Task description: What is needed is a copy of each line in the listing that contains "label".

Records supplied:
=== Begin Enclosure ===

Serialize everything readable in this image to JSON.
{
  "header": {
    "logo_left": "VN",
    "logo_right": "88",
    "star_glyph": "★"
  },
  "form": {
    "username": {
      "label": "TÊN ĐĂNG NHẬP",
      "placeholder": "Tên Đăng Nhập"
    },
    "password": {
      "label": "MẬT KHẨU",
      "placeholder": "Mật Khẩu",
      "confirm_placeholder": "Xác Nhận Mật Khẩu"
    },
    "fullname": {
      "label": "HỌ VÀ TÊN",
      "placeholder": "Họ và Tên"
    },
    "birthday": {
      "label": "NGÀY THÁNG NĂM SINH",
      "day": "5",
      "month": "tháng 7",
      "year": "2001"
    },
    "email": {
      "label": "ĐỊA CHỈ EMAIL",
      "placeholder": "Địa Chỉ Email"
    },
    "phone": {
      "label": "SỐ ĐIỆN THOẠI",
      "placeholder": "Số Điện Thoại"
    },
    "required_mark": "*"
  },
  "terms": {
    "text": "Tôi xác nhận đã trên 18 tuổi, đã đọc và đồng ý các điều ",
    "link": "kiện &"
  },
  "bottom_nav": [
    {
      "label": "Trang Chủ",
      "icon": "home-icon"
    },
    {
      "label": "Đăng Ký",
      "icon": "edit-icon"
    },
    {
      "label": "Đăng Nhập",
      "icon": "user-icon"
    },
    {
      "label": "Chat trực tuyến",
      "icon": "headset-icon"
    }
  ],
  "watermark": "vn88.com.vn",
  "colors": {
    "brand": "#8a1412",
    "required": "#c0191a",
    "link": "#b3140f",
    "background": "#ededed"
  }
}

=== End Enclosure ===

Output of the exercise:
      "label": "TÊN ĐĂNG NHẬP",
      "label": "MẬT KHẨU",
      "label": "HỌ VÀ TÊN",
      "label": "NGÀY THÁNG NĂM SINH",
      "label": "ĐỊA CHỈ EMAIL",
      "label": "SỐ ĐIỆN THOẠI",
      "label": "Trang Chủ",
      "label": "Đăng Ký",
      "label": "Đăng Nhập",
      "label": "Chat trực tuyến",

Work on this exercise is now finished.